Hobbyist Academia #10
A random musing on the topic of digital sociology: There’s a certain nostalgia for the “pre Internet” age when we theoretically knew our neighbors in a way we don’t anymore. I’d argue that technology is actually enabling the same core connections with our neighbors.
I can still borrow a teaspoon of cinnamon or ask if someone else heard that noise outside. The interaction likely has a digital/textual component but it’s still grounded in the real world. It’s the micro moments of a shared experience and being able to rely on each other for small favors that makes a neighborhood feel like a community.
Engage and Interact
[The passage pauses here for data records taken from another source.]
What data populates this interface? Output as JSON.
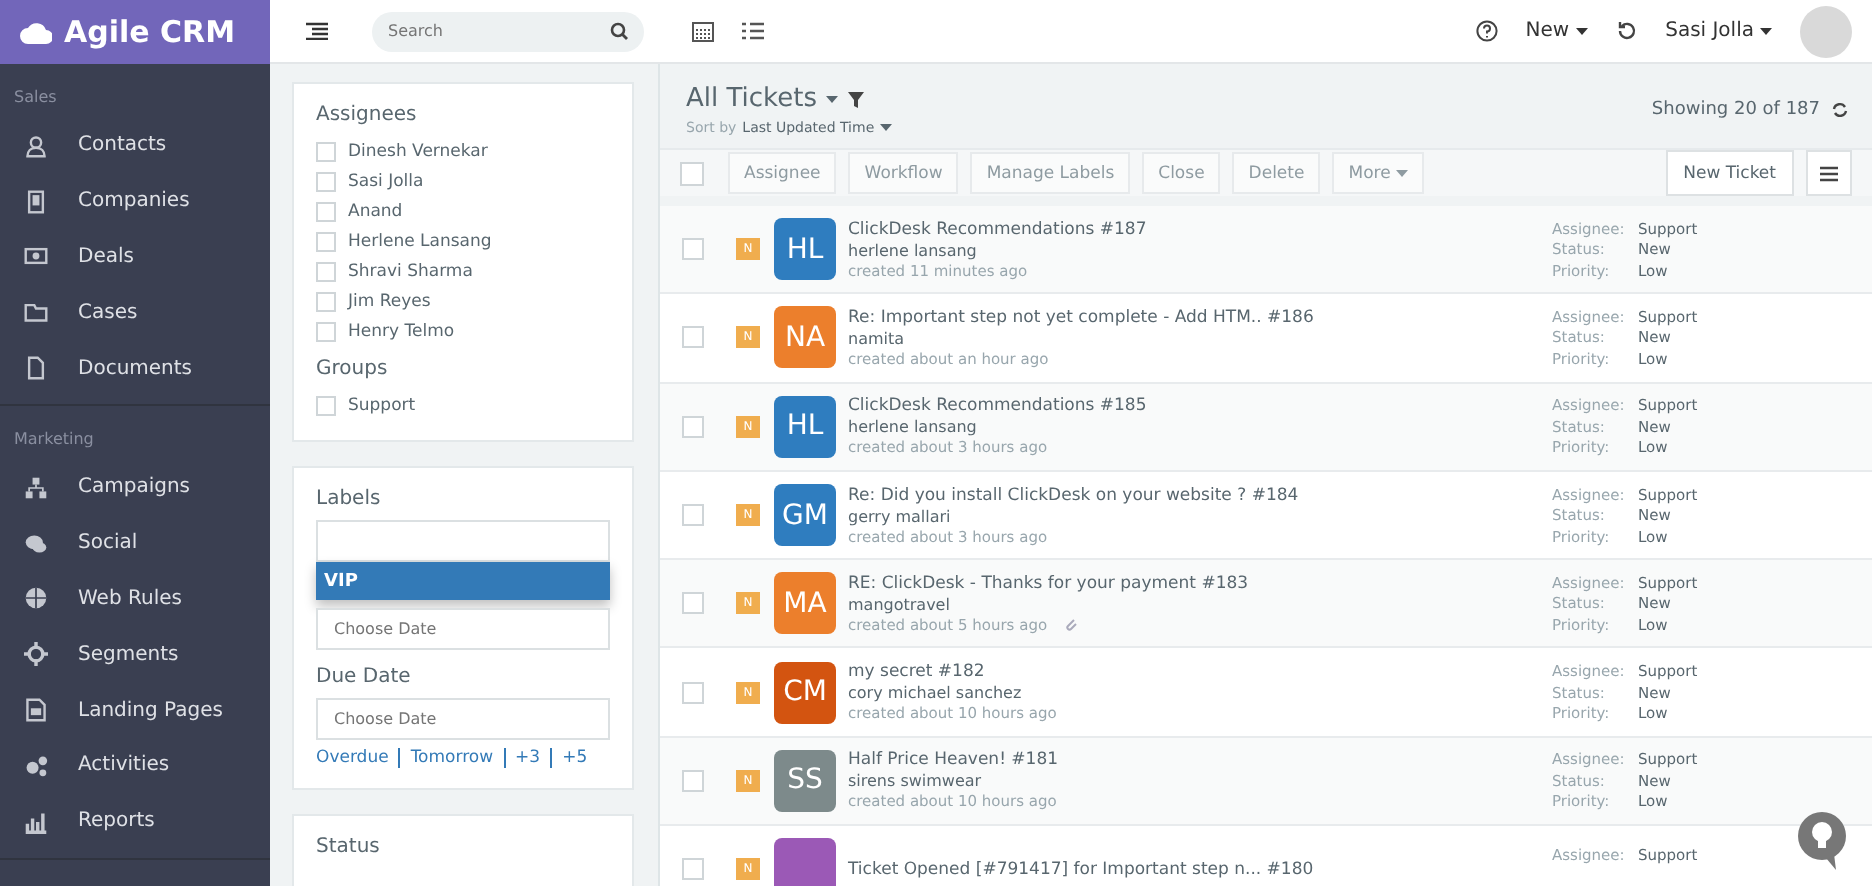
{
  "brand": "Agile CRM",
  "sidebar": {
    "sections": [
      {
        "title": "Sales",
        "items": [
          {
            "label": "Contacts"
          },
          {
            "label": "Companies"
          },
          {
            "label": "Deals"
          },
          {
            "label": "Cases"
          },
          {
            "label": "Documents"
          }
        ]
      },
      {
        "title": "Marketing",
        "items": [
          {
            "label": "Campaigns"
          },
          {
            "label": "Social"
          },
          {
            "label": "Web Rules"
          },
          {
            "label": "Segments"
          },
          {
            "label": "Landing Pages"
          },
          {
            "label": "Activities"
          },
          {
            "label": "Reports"
          }
        ]
      }
    ]
  },
  "topbar": {
    "search": {
      "placeholder": "Search"
    },
    "new_label": "New",
    "user": "Sasi Jolla"
  },
  "filters": {
    "assignees_title": "Assignees",
    "assignees": [
      {
        "label": "Dinesh Vernekar",
        "checked": false
      },
      {
        "label": "Sasi Jolla",
        "checked": false
      },
      {
        "label": "Anand",
        "checked": false
      },
      {
        "label": "Herlene Lansang",
        "checked": false
      },
      {
        "label": "Shravi Sharma",
        "checked": false
      },
      {
        "label": "Jim Reyes",
        "checked": false
      },
      {
        "label": "Henry Telmo",
        "checked": false
      }
    ],
    "groups_title": "Groups",
    "groups": [
      {
        "label": "Support",
        "checked": false
      }
    ],
    "labels": {
      "title": "Labels",
      "options": [
        {
          "label": "VIP",
          "selected": true
        }
      ],
      "date_placeholder": "Choose Date"
    },
    "due_date": {
      "title": "Due Date",
      "placeholder": "Choose Date",
      "links": [
        "Overdue",
        "Tomorrow",
        "+3",
        "+5"
      ]
    },
    "status_title": "Status"
  },
  "list": {
    "title": "All Tickets",
    "sort_prefix": "Sort by",
    "sort_value": "Last Updated Time",
    "showing": "Showing 20 of 187",
    "actions": [
      {
        "label": "Assignee",
        "kind": "plain"
      },
      {
        "label": "Workflow",
        "kind": "plain"
      },
      {
        "label": "Manage Labels",
        "kind": "plain"
      },
      {
        "label": "Close",
        "kind": "plain"
      },
      {
        "label": "Delete",
        "kind": "plain"
      },
      {
        "label": "More",
        "kind": "dropdown"
      }
    ],
    "new_ticket": "New Ticket",
    "select_all_checked": false,
    "tickets": [
      {
        "badge": "N",
        "initials": "HL",
        "color": "#2f7dbf",
        "checked": false,
        "subject": "ClickDesk Recommendations #187",
        "contact": "herlene lansang",
        "created": "created 11 minutes ago",
        "attachment": false,
        "meta": [
          {
            "label": "Assignee:",
            "value": "Support"
          },
          {
            "label": "Status:",
            "value": "New"
          },
          {
            "label": "Priority:",
            "value": "Low"
          }
        ]
      },
      {
        "badge": "N",
        "initials": "NA",
        "color": "#ec7f2c",
        "checked": false,
        "subject": "Re: Important step not yet complete - Add HTM.. #186",
        "contact": "namita",
        "created": "created about an hour ago",
        "attachment": false,
        "meta": [
          {
            "label": "Assignee:",
            "value": "Support"
          },
          {
            "label": "Status:",
            "value": "New"
          },
          {
            "label": "Priority:",
            "value": "Low"
          }
        ]
      },
      {
        "badge": "N",
        "initials": "HL",
        "color": "#2f7dbf",
        "checked": false,
        "subject": "ClickDesk Recommendations #185",
        "contact": "herlene lansang",
        "created": "created about 3 hours ago",
        "attachment": false,
        "meta": [
          {
            "label": "Assignee:",
            "value": "Support"
          },
          {
            "label": "Status:",
            "value": "New"
          },
          {
            "label": "Priority:",
            "value": "Low"
          }
        ]
      },
      {
        "badge": "N",
        "initials": "GM",
        "color": "#2f7dbf",
        "checked": false,
        "subject": "Re: Did you install ClickDesk on your website ? #184",
        "contact": "gerry mallari",
        "created": "created about 3 hours ago",
        "attachment": false,
        "meta": [
          {
            "label": "Assignee:",
            "value": "Support"
          },
          {
            "label": "Status:",
            "value": "New"
          },
          {
            "label": "Priority:",
            "value": "Low"
          }
        ]
      },
      {
        "badge": "N",
        "initials": "MA",
        "color": "#ec7f2c",
        "checked": false,
        "subject": "RE: ClickDesk - Thanks for your payment #183",
        "contact": "mangotravel",
        "created": "created about 5 hours ago",
        "attachment": true,
        "meta": [
          {
            "label": "Assignee:",
            "value": "Support"
          },
          {
            "label": "Status:",
            "value": "New"
          },
          {
            "label": "Priority:",
            "value": "Low"
          }
        ]
      },
      {
        "badge": "N",
        "initials": "CM",
        "color": "#d35410",
        "checked": false,
        "subject": "my secret #182",
        "contact": "cory michael sanchez",
        "created": "created about 10 hours ago",
        "attachment": false,
        "meta": [
          {
            "label": "Assignee:",
            "value": "Support"
          },
          {
            "label": "Status:",
            "value": "New"
          },
          {
            "label": "Priority:",
            "value": "Low"
          }
        ]
      },
      {
        "badge": "N",
        "initials": "SS",
        "color": "#7d8a8b",
        "checked": false,
        "subject": "Half Price Heaven!  #181",
        "contact": "sirens swimwear",
        "created": "created about 10 hours ago",
        "attachment": false,
        "meta": [
          {
            "label": "Assignee:",
            "value": "Support"
          },
          {
            "label": "Status:",
            "value": "New"
          },
          {
            "label": "Priority:",
            "value": "Low"
          }
        ]
      },
      {
        "badge": "N",
        "color": "#9b59b6",
        "checked": false,
        "subject": "Ticket Opened [#791417] for Important step n...  #180",
        "meta": [
          {
            "label": "Assignee:",
            "value": "Support"
          }
        ]
      }
    ]
  }
}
Sari Azout, writer of the Check Your Pulse newsletter, announced she’s going “all in on startupy”. I’ll miss Check Your Pulse, but she’s sending a new weekly newsletter instead. Startupy is a new kind of search engine she’s building, with the goal of organizing data with context built into the structure and the creation process. Instead of isolated search results based on keywords, knowledge is organized in an interconnected web that works more like your brain does. It has a bend toward particular topics, but it’s an infrastructure play at its core. You can read the project manifesto here.
Priya Parker, author of The Art of Gathering and one of my biggest inspirations in the realm of designing human-first experiences, announced her new digital course. It’s a 6 week course that will teach you how to create intentional gatherings. The inaugural session begins May 16th.
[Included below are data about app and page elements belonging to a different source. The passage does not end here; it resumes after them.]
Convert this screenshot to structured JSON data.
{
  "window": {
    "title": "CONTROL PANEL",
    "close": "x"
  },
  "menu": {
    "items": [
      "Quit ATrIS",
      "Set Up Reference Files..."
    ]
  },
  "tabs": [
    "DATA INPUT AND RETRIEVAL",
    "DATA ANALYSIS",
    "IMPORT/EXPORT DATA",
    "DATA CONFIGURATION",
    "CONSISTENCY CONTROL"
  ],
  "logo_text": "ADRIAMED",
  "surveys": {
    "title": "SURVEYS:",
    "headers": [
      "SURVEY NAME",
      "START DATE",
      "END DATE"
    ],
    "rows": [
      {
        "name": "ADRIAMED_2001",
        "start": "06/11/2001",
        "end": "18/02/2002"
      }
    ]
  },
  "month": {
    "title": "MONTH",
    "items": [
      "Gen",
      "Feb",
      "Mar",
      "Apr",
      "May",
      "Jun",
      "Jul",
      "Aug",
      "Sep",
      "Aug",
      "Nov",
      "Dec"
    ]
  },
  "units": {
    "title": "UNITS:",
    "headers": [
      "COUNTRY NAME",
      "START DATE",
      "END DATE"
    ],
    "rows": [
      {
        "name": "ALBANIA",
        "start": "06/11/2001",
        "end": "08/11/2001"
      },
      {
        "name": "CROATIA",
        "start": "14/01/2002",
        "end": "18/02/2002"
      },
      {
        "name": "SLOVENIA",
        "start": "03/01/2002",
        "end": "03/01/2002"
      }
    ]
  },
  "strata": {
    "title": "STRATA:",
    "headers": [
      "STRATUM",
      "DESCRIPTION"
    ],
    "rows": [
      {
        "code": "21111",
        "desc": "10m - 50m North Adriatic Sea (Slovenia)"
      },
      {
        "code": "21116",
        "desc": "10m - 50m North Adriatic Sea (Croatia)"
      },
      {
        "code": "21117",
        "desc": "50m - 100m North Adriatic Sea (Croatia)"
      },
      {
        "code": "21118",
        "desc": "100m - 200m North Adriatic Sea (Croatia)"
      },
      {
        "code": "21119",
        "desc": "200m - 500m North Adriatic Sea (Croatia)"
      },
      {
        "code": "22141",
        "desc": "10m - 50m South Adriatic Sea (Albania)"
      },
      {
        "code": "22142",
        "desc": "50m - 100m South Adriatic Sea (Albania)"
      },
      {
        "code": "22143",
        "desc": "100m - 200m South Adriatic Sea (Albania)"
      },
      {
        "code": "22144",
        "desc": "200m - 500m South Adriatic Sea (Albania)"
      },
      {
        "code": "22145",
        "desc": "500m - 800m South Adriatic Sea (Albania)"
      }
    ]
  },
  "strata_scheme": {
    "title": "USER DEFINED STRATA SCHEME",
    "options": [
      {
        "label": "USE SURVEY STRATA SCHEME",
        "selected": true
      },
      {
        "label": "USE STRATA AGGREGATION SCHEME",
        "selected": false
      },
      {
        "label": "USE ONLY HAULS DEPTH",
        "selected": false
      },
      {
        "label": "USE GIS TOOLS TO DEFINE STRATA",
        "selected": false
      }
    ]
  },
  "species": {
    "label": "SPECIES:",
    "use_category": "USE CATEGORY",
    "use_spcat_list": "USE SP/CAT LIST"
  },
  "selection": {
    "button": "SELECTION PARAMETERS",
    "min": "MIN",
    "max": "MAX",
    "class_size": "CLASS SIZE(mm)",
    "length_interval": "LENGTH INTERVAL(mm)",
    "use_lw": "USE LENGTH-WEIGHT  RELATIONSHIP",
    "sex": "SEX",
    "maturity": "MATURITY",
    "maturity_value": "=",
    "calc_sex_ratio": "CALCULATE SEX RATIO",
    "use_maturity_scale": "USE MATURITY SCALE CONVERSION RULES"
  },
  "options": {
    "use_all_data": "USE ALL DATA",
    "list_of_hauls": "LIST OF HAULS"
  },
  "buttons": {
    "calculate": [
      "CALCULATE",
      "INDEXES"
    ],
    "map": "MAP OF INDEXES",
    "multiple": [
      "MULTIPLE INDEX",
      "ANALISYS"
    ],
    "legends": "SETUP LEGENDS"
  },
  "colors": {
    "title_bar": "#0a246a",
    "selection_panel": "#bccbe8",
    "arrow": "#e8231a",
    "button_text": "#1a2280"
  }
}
Regenerate X, an inspirational learning agency from Canay Atalay and Rudy de Waele, is launching a 6 session leadership program called Regenerate Leadership. The launch event is on May 4th and the sessions will run on the first Wednesday of the month from May through October.
Brené Brown’s new HBO Max special, Atlas of the Heart, is a 5 part series based on her new book of the same title. She brings to life the ideas in the book and presents a framework that you can put into practice.
The new Netflix documentary White Hot: The Rise and Fall of Abercrombie & Fitch is a wild trip down memory lane- with additional context about the cultural moment in which Abercrombie had its heyday that I definitely didn’t remember. Some of that context ties back to the phenomenon of shopping mall culture, which was, in retrospect, a very specific moment in time. The documentary does not shy away from the numerous issues with the Abercrombie brand, and features some of the plaintiffs who sued the company for hiring discrimination.
I went down a full rabbit hole of Susan Cain’s media tour for her new book release. She was on The Tim Ferriss Show and We Can Do Hard Things talking about similar topics but with different hosts. I enjoyed the different angles and conversations, all returning to some central themes about the importance of the negative and painful moments of life as a juxtaposition to the positive and beautiful moments.
I also listened to Monika Jiang of the House of Beautiful Business on PURPOSE-LIVED, a podcast by the TSIBA Business School. I’m a Resident of the House, which is a global platform and community working to make business more beautiful. TSIBA works to offer access to business and leadership education for young people. It was an interesting conversation that offered a new perspective on the refrain of “human-centric”- a refrain that is common in the corners of the Internet that I frequent, and a philosophy to which I generally subscribe.
I’ve been enjoying Malcolm Gladwell’s email newsletter. It’s called Oh, MG and it’s Malcolm at his most Malcolmy, tangents and all. I saw him live in Boston a number of years ago on his book tour for Talking to Strangers: What We Should Know about the People We Don’t Know, and it added another dimension to my experience of his words and ideas. This newsletter has a similar effect of inviting readers into his brain.
I’m still working my way through Still Life: The Myths and Magic of Mindful Living by Rebecca Pacheco and Mastering the VC Game: A Venture Capital Insider Reveals How to Get From Start-Up to IPO on Your Terms by Jeffrey Bussgang.
Save This For Later
I have added another 7 books to the To Read stack. Looking back at the titles, I’ve been on a bit of a future of work kick the past few weeks.
The Pathless Path: Imagining a New Story for Work and Life by Paul Millerd
Paul also writes Boundless, an email newsletter about alternative approaches to work and life.
Lovework: The Seven Steps to Thrive at Work by Sophie Devonshire and Ben Renshaw
Bittersweet: How Sorrow and Longing Make Us Whole by Susan Cain, officially added to the list a few weeks ago but certainly long anticipated
I Guess I Haven't Learned That Yet: Discovering New Ways of Living When the Old Ways Stop Working by Shauna Niequist
The Secret Society of Success: Stop Chasing the Spotlight and Learn to Enjoy Your Work (and Life) Again by Tim Schurrer
The Burnout Society by Byung-Chul Han
The Disappearance of Rituals: A Topology of the Present also by Byung-Chul Han
Also on the topic of rituals, The Power of Ritual: Turning Everyday Activities Into Soulful Practices by Casper Ter Kuile (which is in the Already Read pile)
If you enjoyed this, check out The Collection on my website.